Blue and yellow flags colored the streets as thousands of people swarmed through downtown Oakland Feb. 7 to demand the end of structural fracturing, otherwise known as fracking, in California.
The March for Real Climate Leadership, organized by a broad coalition of groups around the state, called on Gov. Jerry Brown to be a climate leader and impose a ban on fracking. Marchers insisted on real action from Brown following his inauguration speech Jan. 5, where he vowed to fight climate change.
“Claiming that you’re a climate leader while also fracking is like saying you’re trying to save money while you’re in a Louis Vuitton,” said Linda Capato Jr., fracking campaign coordinator of 350.org. “We’re here to make sure that Brown understands that while we continue to frack and expand extraction for oil and gas in this state, he will no longer be known as climate leader.”
Fracking is a method in which water, chemicals and sand are injected into geological formations to allow oil and gas resources to be extracted, according to Jason Gurdak, an assistant professor in SF State’s department of earth and climate sciences.
“There are many concerns about fracking,” Gurdak said. “The gist of it is we use a lot of water in the fracking process and there’s a lot of potential contaminants that are used. Although they’re used in areas we don’t really use for water resources, they can get up into the water, cause environmental damage and potential health effects for humans.”
Several SF State environmental groups organized a contingent of students to storm the march together including Jason Schwartz, a member of Fossil Free SFSU, an organization that pushes the university foundation to sell off investments in fossil fuel companies.
“The reason that I organize is to affect change to stop the trend over the last 40 years favoring profit over people,” Schwartz said. “As a student here, I can make the most impact in making the changes I want to make.”
According to the United States Environmental Protection Agency website, the EPA is conducting a study to better understand the potential effects fracking has on drinking water.
There are several sites all over California where unconventional oil development, including fracking, take place, according to CA Frack Facts. Central California’s Kern County, which encompasses Bakersfield, has over 42,000 active wells and has produced 72 percent of California’s oil in 2012.
Sofia Parino, senior attorney at the Center on Race, Poverty and the Environment in Oakland, said that the proximity of the fracking sites are detrimental to Kern Country residents.
“These fracking sites are literally next door to houses and schools,” Parino said. “The people in Kern are concerned about their health, the air pollution and the water pollution.”
Parino said that her group works closely with Kern County neighbors and local electives to help them understand what fracking is.
Rex Halafihi, member of the Pacific Islanders Club at SF State said he believes that fracking and other climate issues are affecting his homeland in Tonga.

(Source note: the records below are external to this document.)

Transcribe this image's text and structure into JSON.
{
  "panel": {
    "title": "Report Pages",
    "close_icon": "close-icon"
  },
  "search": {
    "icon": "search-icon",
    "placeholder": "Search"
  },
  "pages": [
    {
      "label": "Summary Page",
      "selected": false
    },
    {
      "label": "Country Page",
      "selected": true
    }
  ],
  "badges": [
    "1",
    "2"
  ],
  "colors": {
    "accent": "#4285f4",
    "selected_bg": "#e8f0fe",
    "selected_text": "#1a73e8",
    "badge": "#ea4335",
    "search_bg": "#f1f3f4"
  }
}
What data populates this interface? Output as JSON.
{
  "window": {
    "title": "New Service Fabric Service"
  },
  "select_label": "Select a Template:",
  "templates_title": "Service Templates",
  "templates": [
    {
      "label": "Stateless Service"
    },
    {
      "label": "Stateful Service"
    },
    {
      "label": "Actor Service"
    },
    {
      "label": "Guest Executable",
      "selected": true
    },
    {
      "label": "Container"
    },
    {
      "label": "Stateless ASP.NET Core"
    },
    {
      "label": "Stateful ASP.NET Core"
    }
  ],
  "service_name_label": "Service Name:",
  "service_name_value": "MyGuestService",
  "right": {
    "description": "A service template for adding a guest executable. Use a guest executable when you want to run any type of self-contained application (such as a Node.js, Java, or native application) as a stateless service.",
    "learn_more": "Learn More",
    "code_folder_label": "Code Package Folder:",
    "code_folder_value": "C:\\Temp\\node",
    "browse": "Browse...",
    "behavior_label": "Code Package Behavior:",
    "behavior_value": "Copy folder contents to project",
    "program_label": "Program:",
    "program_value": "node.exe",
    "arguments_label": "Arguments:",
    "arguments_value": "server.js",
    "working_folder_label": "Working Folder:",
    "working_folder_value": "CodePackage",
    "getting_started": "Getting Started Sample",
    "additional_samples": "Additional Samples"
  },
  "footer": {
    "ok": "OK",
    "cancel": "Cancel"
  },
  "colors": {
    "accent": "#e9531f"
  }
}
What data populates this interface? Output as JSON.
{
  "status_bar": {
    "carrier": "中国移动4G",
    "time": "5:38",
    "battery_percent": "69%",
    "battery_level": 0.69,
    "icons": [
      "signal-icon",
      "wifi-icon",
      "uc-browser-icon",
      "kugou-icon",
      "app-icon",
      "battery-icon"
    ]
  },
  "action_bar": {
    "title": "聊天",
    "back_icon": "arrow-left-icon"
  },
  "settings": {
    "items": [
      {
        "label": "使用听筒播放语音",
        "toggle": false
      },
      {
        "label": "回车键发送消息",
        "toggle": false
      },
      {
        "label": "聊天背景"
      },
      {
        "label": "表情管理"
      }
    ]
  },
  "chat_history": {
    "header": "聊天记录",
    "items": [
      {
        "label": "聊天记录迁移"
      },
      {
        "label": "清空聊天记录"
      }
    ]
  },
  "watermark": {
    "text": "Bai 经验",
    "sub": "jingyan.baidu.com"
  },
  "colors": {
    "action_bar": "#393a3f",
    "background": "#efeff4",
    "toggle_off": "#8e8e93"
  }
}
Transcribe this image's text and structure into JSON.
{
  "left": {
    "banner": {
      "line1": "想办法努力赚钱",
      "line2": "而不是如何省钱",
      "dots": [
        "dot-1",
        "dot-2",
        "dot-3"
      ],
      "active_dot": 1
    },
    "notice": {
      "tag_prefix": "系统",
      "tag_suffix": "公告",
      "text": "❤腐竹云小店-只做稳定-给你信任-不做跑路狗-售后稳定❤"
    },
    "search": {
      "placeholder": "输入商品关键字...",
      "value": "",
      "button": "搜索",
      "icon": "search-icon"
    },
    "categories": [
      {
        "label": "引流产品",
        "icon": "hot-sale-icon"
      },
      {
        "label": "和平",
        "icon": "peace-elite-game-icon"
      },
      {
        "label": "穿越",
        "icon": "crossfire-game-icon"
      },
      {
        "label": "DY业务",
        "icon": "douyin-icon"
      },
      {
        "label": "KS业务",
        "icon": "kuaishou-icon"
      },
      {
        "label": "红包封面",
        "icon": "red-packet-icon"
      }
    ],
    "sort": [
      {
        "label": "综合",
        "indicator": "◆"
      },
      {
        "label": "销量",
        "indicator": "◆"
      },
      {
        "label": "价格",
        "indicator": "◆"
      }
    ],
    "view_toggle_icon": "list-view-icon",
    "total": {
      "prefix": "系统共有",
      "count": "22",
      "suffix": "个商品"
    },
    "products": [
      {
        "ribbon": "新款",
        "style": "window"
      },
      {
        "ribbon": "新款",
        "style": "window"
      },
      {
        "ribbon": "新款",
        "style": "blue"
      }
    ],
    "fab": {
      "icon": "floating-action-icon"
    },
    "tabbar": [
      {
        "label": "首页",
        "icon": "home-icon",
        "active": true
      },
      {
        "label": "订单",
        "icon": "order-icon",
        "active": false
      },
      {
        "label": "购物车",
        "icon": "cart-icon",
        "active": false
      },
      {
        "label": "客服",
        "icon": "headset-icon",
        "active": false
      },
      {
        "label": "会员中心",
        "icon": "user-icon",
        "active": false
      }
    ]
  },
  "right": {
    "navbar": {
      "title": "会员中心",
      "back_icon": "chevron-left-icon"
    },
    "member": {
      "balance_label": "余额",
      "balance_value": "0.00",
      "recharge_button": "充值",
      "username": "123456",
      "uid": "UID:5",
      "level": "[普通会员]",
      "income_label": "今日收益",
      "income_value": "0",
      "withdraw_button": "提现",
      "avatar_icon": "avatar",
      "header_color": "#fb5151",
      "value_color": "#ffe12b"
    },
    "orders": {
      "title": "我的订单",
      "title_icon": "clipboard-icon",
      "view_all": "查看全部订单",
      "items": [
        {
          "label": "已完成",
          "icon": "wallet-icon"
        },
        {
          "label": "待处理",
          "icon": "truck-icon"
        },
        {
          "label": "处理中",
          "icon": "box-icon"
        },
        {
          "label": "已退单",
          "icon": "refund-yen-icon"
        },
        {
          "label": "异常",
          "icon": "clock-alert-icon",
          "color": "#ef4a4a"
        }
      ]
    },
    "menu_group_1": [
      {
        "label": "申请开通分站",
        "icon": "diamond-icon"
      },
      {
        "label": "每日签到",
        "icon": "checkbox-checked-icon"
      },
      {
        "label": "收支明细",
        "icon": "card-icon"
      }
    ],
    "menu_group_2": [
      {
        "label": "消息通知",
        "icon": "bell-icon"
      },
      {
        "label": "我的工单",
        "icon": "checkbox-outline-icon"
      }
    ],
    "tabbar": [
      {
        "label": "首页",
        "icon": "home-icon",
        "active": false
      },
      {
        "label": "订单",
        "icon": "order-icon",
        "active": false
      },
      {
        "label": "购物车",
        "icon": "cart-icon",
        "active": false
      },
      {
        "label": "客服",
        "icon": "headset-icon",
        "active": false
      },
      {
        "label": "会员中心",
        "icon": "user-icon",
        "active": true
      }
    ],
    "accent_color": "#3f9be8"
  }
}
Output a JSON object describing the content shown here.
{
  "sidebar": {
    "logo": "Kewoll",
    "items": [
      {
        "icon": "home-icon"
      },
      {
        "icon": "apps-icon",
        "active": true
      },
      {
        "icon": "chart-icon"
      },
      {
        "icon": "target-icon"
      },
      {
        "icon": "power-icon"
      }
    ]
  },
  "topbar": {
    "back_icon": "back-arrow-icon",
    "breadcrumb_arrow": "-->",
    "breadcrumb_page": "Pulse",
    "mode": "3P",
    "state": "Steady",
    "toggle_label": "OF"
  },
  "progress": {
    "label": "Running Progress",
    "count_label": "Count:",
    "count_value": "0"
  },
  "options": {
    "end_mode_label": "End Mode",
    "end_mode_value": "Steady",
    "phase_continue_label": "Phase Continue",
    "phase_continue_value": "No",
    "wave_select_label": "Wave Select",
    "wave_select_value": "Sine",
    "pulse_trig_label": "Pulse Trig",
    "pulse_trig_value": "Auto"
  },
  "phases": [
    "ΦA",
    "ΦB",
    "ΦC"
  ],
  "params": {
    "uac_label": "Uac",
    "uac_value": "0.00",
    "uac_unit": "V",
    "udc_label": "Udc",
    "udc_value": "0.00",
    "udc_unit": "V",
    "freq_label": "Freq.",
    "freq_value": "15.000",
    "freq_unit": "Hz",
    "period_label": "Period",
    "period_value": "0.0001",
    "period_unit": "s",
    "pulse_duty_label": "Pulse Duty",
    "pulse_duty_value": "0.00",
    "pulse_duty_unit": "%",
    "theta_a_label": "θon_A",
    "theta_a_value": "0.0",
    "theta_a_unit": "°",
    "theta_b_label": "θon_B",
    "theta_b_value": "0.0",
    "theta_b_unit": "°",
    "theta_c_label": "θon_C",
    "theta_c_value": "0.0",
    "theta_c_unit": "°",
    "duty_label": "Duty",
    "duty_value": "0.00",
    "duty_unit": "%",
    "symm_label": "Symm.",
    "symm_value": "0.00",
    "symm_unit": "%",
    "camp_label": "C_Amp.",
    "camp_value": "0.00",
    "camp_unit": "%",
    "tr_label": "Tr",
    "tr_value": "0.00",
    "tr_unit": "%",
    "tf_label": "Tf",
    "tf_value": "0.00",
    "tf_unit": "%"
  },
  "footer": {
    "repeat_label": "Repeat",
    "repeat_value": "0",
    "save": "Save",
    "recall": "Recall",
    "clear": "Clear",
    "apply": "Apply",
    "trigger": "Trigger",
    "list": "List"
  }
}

“With the rising climate and the water levels rising, our homelands are about to be drowned,” Halafihi said. “My island of Tonga should be done by 2070 if we keep this up.”
Other students from around California, like Tenley Lillegard from Cosumnes River College, came out to the march to show support.
“I am very, very, very against fracking, it’s a very risky thing to do,” Lillegard said. “Right now, we’re in college and it seems like we can’t do much but our voices matter and we are the generation that’s going to be ruling the world someday so we need to start acting now.”